That’s right, Kitten. Left to their own devices and given a very robust customization tool, the majority of visitors to the “Do Us a Flavor” website created chips that may actually taste good like Thanksgiving Dinner or Guacamole. A small minority took the website to it’s logical conclusion and created some truly incredible, impossible flavors including the aforementioned “Kitten,” “Despair,” and my favorite “Blood of My Enemies.”
On the surface, it’s easy to say that Lay’s lost control of this campaign. The intention is for users to propose really delicious flavors that might be a little out of the box. If a user proposes “Hamsters, Lemons, and Thumbtacks” then they aren’t really playing the game the way they are supposed to, are they? In some ways, aren’t they making a mockery of Lay’s?

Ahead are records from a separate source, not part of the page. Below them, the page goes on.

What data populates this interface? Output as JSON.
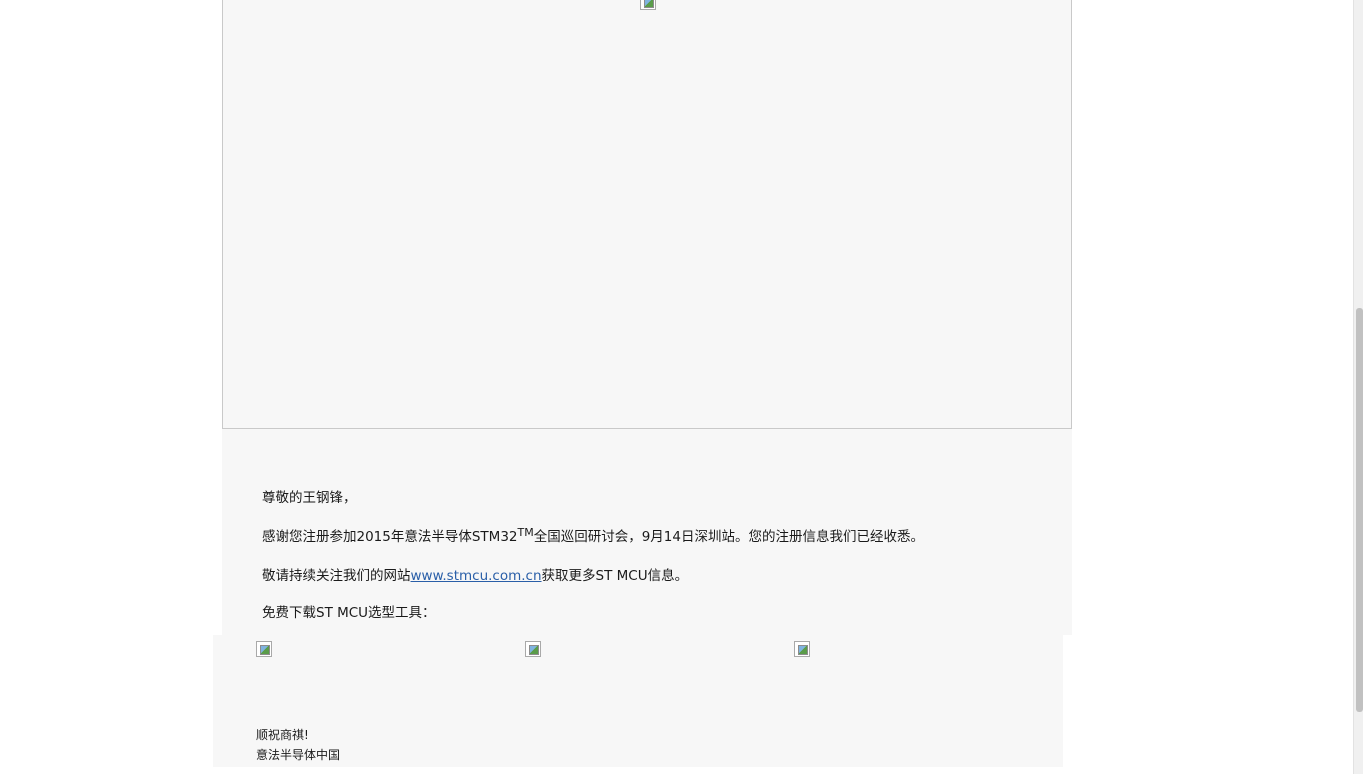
{
  "email": {
    "greeting": "尊敬的王钢锋，",
    "thanks_before": "感谢您注册参加2015年意法半导体STM32",
    "thanks_sup": "TM",
    "thanks_after": "全国巡回研讨会，9月14日深圳站。您的注册信息我们已经收悉。",
    "follow_before": "敬请持续关注我们的网站",
    "follow_link": "www.stmcu.com.cn",
    "follow_after": "获取更多ST MCU信息。",
    "download": "免费下载ST MCU选型工具：",
    "signature_line1": "顺祝商祺!",
    "signature_line2": "意法半导体中国"
  },
  "icons": {
    "broken_image": "broken-image-icon"
  }
}
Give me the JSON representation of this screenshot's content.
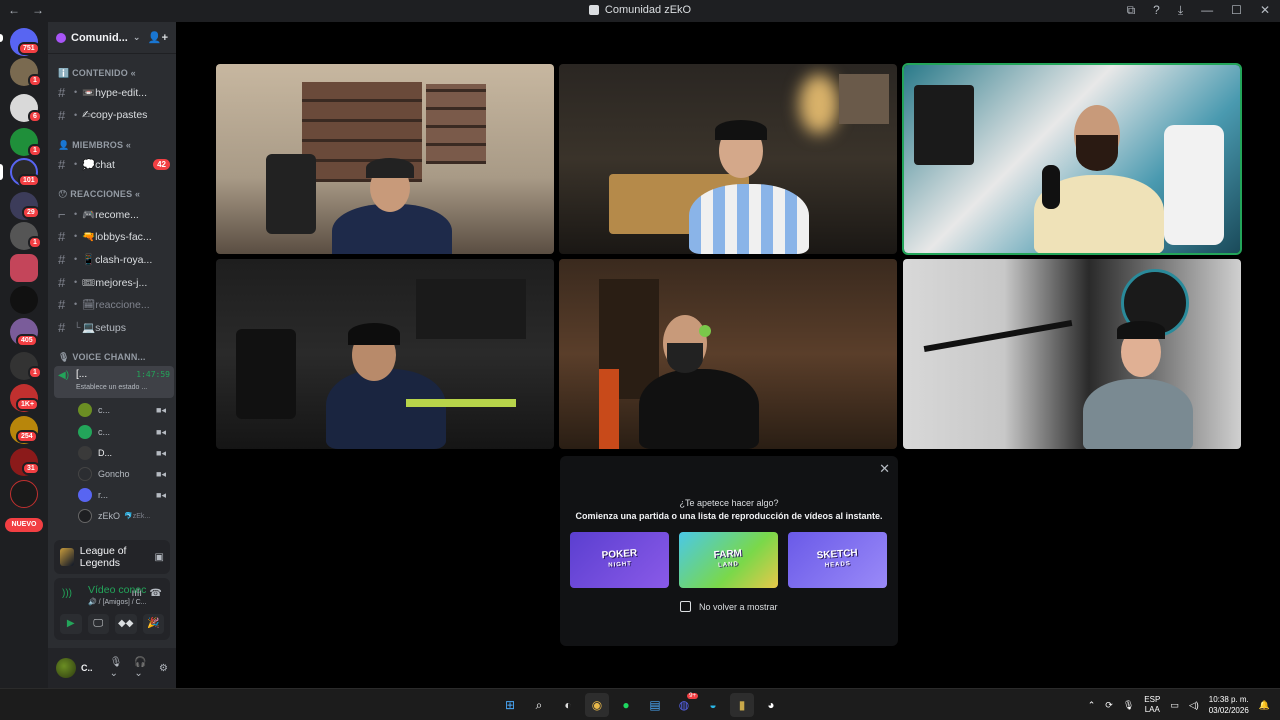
{
  "window": {
    "title": "Comunidad zEkO",
    "nav_back": "←",
    "nav_forward": "→",
    "controls": [
      "⧉",
      "?",
      "⤓",
      "—",
      "☐",
      "✕"
    ]
  },
  "rail": {
    "badges": [
      {
        "label": "751"
      },
      {
        "label": "1"
      },
      {
        "label": "6"
      },
      {
        "label": "1"
      },
      {
        "label": "101"
      },
      {
        "label": "29"
      },
      {
        "label": "1"
      },
      {
        "label": "405"
      },
      {
        "label": "1"
      },
      {
        "label": "1K+"
      },
      {
        "label": "254"
      },
      {
        "label": "31"
      }
    ],
    "nuevo": "NUEVO"
  },
  "guild": {
    "name": "Comunid...",
    "caret": "⌄",
    "add_user": "👤+"
  },
  "categories": {
    "contenido": "ℹ️ CONTENIDO «",
    "miembros": "👤 MIEMBROS «",
    "reacciones": "😯 REACCIONES «",
    "voice": "🎙 VOICE CHANN..."
  },
  "channels": {
    "hype": "📼hype-edit...",
    "copy": "✍copy-pastes",
    "chat": "💭chat",
    "chat_count": "42",
    "recome": "🎮recome...",
    "lobbys": "🔫lobbys-fac...",
    "clash": "📱clash-roya...",
    "mejores": "🎟mejores-j...",
    "reacciones": "🗓reaccione...",
    "setups": "💻setups"
  },
  "voice_channel": {
    "name": "[...",
    "time": "1:47:59",
    "status": "Establece un estado ..."
  },
  "voice_users": [
    {
      "name": "c...",
      "color": "#6b8e23"
    },
    {
      "name": "c...",
      "color": "#23a55a"
    },
    {
      "name": "D...",
      "color": "#3a3a3a"
    },
    {
      "name": "Goncho",
      "color": "#2b2d31"
    },
    {
      "name": "r...",
      "color": "#5865f2"
    },
    {
      "name": "zEkO",
      "color": "#1e1f22"
    }
  ],
  "voice_user_tag": "🐬zEk...",
  "game": {
    "title": "League of Legends"
  },
  "voice_panel": {
    "title": "Vídeo conectado",
    "subtitle": "🔊 / [Amigos] / C...",
    "btn_cam": "▶",
    "btn_screen": "🖵",
    "btn_activity": "◆◆",
    "btn_sound": "🎉"
  },
  "user": {
    "name": "C...",
    "mic": "🎙 ⌄",
    "headset": "🎧 ⌄",
    "settings": "⚙"
  },
  "popup": {
    "close": "✕",
    "question": "¿Te apetece hacer algo?",
    "subtitle": "Comienza una partida o una lista de reproducción de vídeos al instante.",
    "checkbox_label": "No volver a mostrar",
    "activities": [
      {
        "top": "POKER",
        "bottom": "NIGHT"
      },
      {
        "top": "FARM",
        "bottom": "LAND"
      },
      {
        "top": "SKETCH",
        "bottom": "HEADS"
      }
    ]
  },
  "taskbar": {
    "lang": "ESP",
    "region": "LAA",
    "time": "10:38 p. m.",
    "date": "03/02/2026",
    "discord_badge": "9+"
  },
  "colors": {
    "accent_green": "#23a55a",
    "badge_red": "#f23f43",
    "sidebar_bg": "#2b2d31",
    "rail_bg": "#1e1f22"
  }
}
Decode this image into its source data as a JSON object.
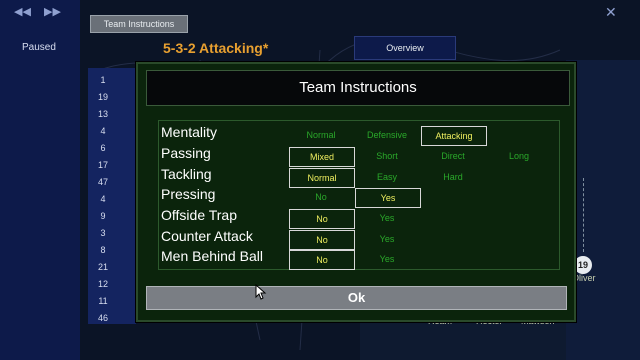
{
  "nav": {
    "back_icon": "back-arrow-icon",
    "forward_icon": "forward-arrow-icon",
    "status": "Paused"
  },
  "header": {
    "tab_label": "Team Instructions",
    "tactic_name": "5-3-2 Attacking*",
    "overview_tab": "Overview",
    "close_icon": "close-icon"
  },
  "squad_numbers": [
    "1",
    "19",
    "13",
    "4",
    "6",
    "17",
    "47",
    "4",
    "9",
    "3",
    "8",
    "21",
    "12",
    "11",
    "46"
  ],
  "pitch": {
    "player_badge": "19",
    "player_name": "Oliver",
    "bottom_names": [
      "Ream",
      "Hector",
      "Mawson"
    ]
  },
  "dialog": {
    "title": "Team Instructions",
    "rows": [
      {
        "label": "Mentality",
        "options": [
          "Normal",
          "Defensive",
          "Attacking"
        ],
        "selected": 2
      },
      {
        "label": "Passing",
        "options": [
          "Mixed",
          "Short",
          "Direct",
          "Long"
        ],
        "selected": 0
      },
      {
        "label": "Tackling",
        "options": [
          "Normal",
          "Easy",
          "Hard"
        ],
        "selected": 0
      },
      {
        "label": "Pressing",
        "options": [
          "No",
          "Yes"
        ],
        "selected": 1
      },
      {
        "label": "Offside Trap",
        "options": [
          "No",
          "Yes"
        ],
        "selected": 0
      },
      {
        "label": "Counter Attack",
        "options": [
          "No",
          "Yes"
        ],
        "selected": 0
      },
      {
        "label": "Men Behind Ball",
        "options": [
          "No",
          "Yes"
        ],
        "selected": 0
      }
    ],
    "ok_label": "Ok"
  },
  "colors": {
    "option_unselected": "#2aa82a",
    "option_selected": "#f0f060",
    "dialog_bg": "#0b240c"
  }
}
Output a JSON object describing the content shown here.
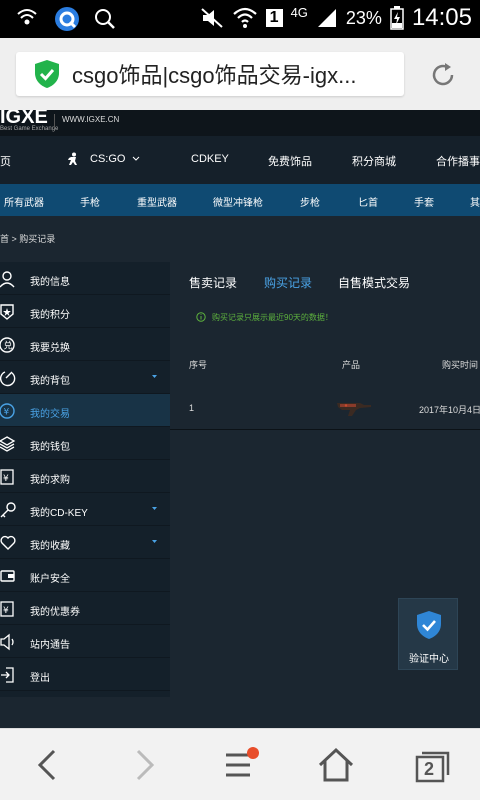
{
  "status_bar": {
    "network": "4G",
    "battery": "23%",
    "time": "14:05",
    "sim_badge": "1"
  },
  "browser": {
    "url_title": "csgo饰品|csgo饰品交易-igx...",
    "tab_count": "2"
  },
  "site": {
    "domain": "WWW.IGXE.CN",
    "logo_text": "IGXE",
    "logo_subtitle": "Best Game Exchange",
    "main_nav": {
      "game_select": "CS:GO",
      "cdkey": "CDKEY",
      "free_items": "免费饰品",
      "points_mall": "积分商城",
      "partner": "合作播事"
    },
    "categories": [
      "所有武器",
      "手枪",
      "重型武器",
      "微型冲锋枪",
      "步枪",
      "匕首",
      "手套",
      "其"
    ],
    "breadcrumb": "首 > 购买记录",
    "sidebar": [
      {
        "label": "我的信息",
        "icon": "user-icon"
      },
      {
        "label": "我的积分",
        "icon": "badge-icon"
      },
      {
        "label": "我要兑换",
        "icon": "exchange-icon"
      },
      {
        "label": "我的背包",
        "icon": "backpack-icon"
      },
      {
        "label": "我的交易",
        "icon": "yen-icon"
      },
      {
        "label": "我的钱包",
        "icon": "wallet-layers-icon"
      },
      {
        "label": "我的求购",
        "icon": "request-icon"
      },
      {
        "label": "我的CD-KEY",
        "icon": "key-icon"
      },
      {
        "label": "我的收藏",
        "icon": "heart-icon"
      },
      {
        "label": "账户安全",
        "icon": "security-icon"
      },
      {
        "label": "我的优惠券",
        "icon": "coupon-icon"
      },
      {
        "label": "站内通告",
        "icon": "speaker-icon"
      },
      {
        "label": "登出",
        "icon": "logout-icon"
      }
    ],
    "tabs": [
      "售卖记录",
      "购买记录",
      "自售模式交易"
    ],
    "notice": "购买记录只展示最近90天的数据！",
    "table": {
      "headers": [
        "序号",
        "产品",
        "购买时间"
      ],
      "rows": [
        {
          "index": "1",
          "product": "weapon",
          "date": "2017年10月4日"
        }
      ]
    },
    "verify_center": "验证中心"
  },
  "colors": {
    "accent_blue": "#4aa3e6",
    "category_bar": "#0f4a72",
    "notice_green": "#5eb33e",
    "shield_green": "#22b34b"
  }
}
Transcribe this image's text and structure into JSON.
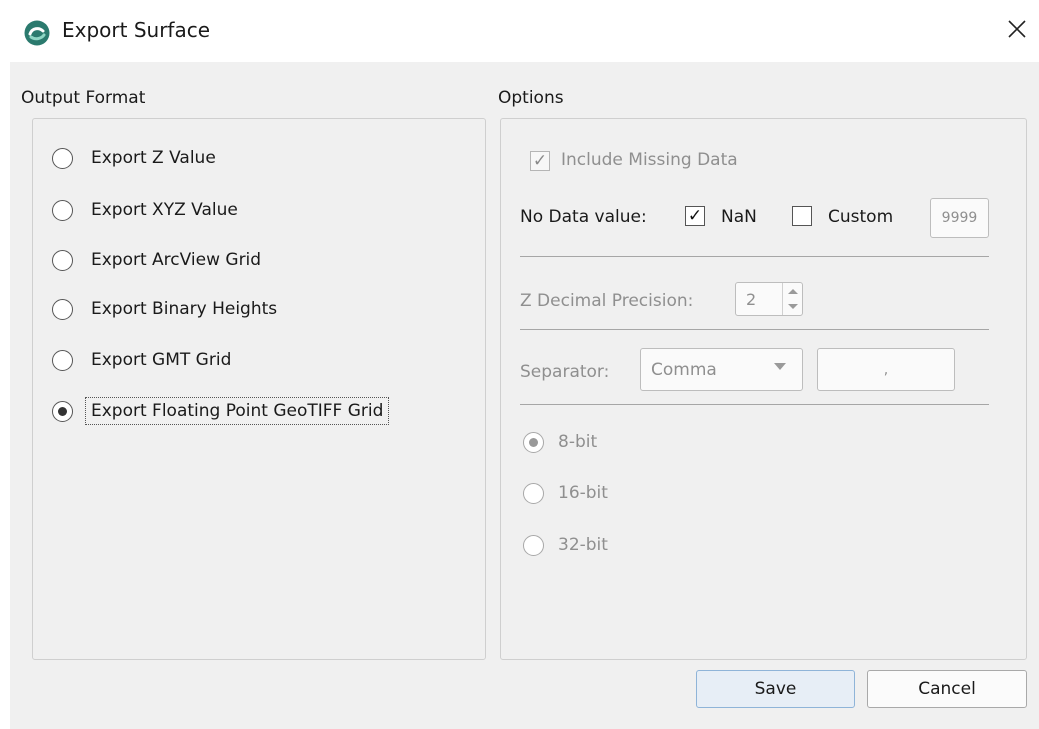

It may seem that way, but by creating a tool that drives user content, and giving their users complete freedom to do just about anything they want, even if it’s something that might make Lay’s executives a little uncomfortable, Lay’s is living out the old marketing adage “your fans own your brand.” Lay’s is literally letting their users own their brand, even if users do something that Lay’s might not necessarily choose to do with their own brand. Plus, most of these users are having fun. This allows Lay’s to show that they aren’t just a stodgy old company that only cares about the bottom line.
Looking for more examples of brand embracing crazy user-generated content? Check out how Amazon reclaimed traffic by highlighting some of their funniest user reviews. The recent use of influencer marketing by Air France is another case study in user generated content.